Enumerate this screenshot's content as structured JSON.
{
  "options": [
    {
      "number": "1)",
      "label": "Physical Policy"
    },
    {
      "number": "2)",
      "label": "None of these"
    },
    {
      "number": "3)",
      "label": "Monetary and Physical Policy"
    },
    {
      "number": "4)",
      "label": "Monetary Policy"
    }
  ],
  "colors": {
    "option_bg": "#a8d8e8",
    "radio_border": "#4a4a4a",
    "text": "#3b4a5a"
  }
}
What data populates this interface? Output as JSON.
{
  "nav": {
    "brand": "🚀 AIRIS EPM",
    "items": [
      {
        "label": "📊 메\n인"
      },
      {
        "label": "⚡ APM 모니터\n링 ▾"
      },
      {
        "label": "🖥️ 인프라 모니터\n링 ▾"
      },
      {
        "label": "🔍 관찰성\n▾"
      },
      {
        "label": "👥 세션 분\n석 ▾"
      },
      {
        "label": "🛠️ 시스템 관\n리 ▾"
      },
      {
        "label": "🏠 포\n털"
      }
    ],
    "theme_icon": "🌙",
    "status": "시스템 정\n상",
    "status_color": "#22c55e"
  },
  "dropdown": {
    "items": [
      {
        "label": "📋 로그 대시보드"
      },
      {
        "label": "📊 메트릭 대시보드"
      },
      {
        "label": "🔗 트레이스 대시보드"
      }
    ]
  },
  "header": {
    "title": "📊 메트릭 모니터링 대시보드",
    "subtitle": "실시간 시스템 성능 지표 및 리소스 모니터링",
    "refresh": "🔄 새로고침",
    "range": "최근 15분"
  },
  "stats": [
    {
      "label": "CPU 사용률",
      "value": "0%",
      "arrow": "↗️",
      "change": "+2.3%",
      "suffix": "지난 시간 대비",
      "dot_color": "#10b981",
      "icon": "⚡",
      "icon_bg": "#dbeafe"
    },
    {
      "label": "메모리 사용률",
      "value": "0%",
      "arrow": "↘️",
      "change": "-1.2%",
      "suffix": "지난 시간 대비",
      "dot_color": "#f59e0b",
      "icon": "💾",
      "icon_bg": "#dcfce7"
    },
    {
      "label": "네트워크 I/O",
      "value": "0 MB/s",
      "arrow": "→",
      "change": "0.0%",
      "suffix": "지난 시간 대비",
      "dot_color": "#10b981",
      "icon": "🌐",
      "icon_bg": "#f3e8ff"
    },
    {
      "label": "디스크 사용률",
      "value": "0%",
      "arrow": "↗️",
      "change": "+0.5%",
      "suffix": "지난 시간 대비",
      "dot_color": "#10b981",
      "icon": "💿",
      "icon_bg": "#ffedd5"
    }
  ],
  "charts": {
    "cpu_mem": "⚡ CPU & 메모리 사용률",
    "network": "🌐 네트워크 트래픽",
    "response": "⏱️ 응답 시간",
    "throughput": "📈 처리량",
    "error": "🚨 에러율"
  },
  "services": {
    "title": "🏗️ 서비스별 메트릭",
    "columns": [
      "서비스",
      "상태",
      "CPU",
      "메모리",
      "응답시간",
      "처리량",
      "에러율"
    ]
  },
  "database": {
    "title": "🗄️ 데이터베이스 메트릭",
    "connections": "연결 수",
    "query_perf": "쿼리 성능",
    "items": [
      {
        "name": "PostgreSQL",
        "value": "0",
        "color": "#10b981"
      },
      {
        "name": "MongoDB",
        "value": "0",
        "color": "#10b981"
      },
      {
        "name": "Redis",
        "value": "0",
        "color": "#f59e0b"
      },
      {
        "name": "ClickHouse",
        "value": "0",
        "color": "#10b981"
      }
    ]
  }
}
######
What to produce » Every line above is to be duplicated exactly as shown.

Worked solution »
Enumerate this screenshot's content as structured JSON.
{
  "options": [
    {
      "number": "1)",
      "label": "Physical Policy"
    },
    {
      "number": "2)",
      "label": "None of these"
    },
    {
      "number": "3)",
      "label": "Monetary and Physical Policy"
    },
    {
      "number": "4)",
      "label": "Monetary Policy"
    }
  ],
  "colors": {
    "option_bg": "#a8d8e8",
    "radio_border": "#4a4a4a",
    "text": "#3b4a5a"
  }
}
What data populates this interface? Output as JSON.
{
  "nav": {
    "brand": "🚀 AIRIS EPM",
    "items": [
      {
        "label": "📊 메\n인"
      },
      {
        "label": "⚡ APM 모니터\n링 ▾"
      },
      {
        "label": "🖥️ 인프라 모니터\n링 ▾"
      },
      {
        "label": "🔍 관찰성\n▾"
      },
      {
        "label": "👥 세션 분\n석 ▾"
      },
      {
        "label": "🛠️ 시스템 관\n리 ▾"
      },
      {
        "label": "🏠 포\n털"
      }
    ],
    "theme_icon": "🌙",
    "status": "시스템 정\n상",
    "status_color": "#22c55e"
  },
  "dropdown": {
    "items": [
      {
        "label": "📋 로그 대시보드"
      },
      {
        "label": "📊 메트릭 대시보드"
      },
      {
        "label": "🔗 트레이스 대시보드"
      }
    ]
  },
  "header": {
    "title": "📊 메트릭 모니터링 대시보드",
    "subtitle": "실시간 시스템 성능 지표 및 리소스 모니터링",
    "refresh": "🔄 새로고침",
    "range": "최근 15분"
  },
  "stats": [
    {
      "label": "CPU 사용률",
      "value": "0%",
      "arrow": "↗️",
      "change": "+2.3%",
      "suffix": "지난 시간 대비",
      "dot_color": "#10b981",
      "icon": "⚡",
      "icon_bg": "#dbeafe"
    },
    {
      "label": "메모리 사용률",
      "value": "0%",
      "arrow": "↘️",
      "change": "-1.2%",
      "suffix": "지난 시간 대비",
      "dot_color": "#f59e0b",
      "icon": "💾",
      "icon_bg": "#dcfce7"
    },
    {
      "label": "네트워크 I/O",
      "value": "0 MB/s",
      "arrow": "→",
      "change": "0.0%",
      "suffix": "지난 시간 대비",
      "dot_color": "#10b981",
      "icon": "🌐",
      "icon_bg": "#f3e8ff"
    },
    {
      "label": "디스크 사용률",
      "value": "0%",
      "arrow": "↗️",
      "change": "+0.5%",
      "suffix": "지난 시간 대비",
      "dot_color": "#10b981",
      "icon": "💿",
      "icon_bg": "#ffedd5"
    }
  ],
  "charts": {
    "cpu_mem": "⚡ CPU & 메모리 사용률",
    "network": "🌐 네트워크 트래픽",
    "response": "⏱️ 응답 시간",
    "throughput": "📈 처리량",
    "error": "🚨 에러율"
  },
  "services": {
    "title": "🏗️ 서비스별 메트릭",
    "columns": [
      "서비스",
      "상태",
      "CPU",
      "메모리",
      "응답시간",
      "처리량",
      "에러율"
    ]
  },
  "database": {
    "title": "🗄️ 데이터베이스 메트릭",
    "connections": "연결 수",
    "query_perf": "쿼리 성능",
    "items": [
      {
        "name": "PostgreSQL",
        "value": "0",
        "color": "#10b981"
      },
      {
        "name": "MongoDB",
        "value": "0",
        "color": "#10b981"
      },
      {
        "name": "Redis",
        "value": "0",
        "color": "#f59e0b"
      },
      {
        "name": "ClickHouse",
        "value": "0",
        "color": "#10b981"
      }
    ]
  }
}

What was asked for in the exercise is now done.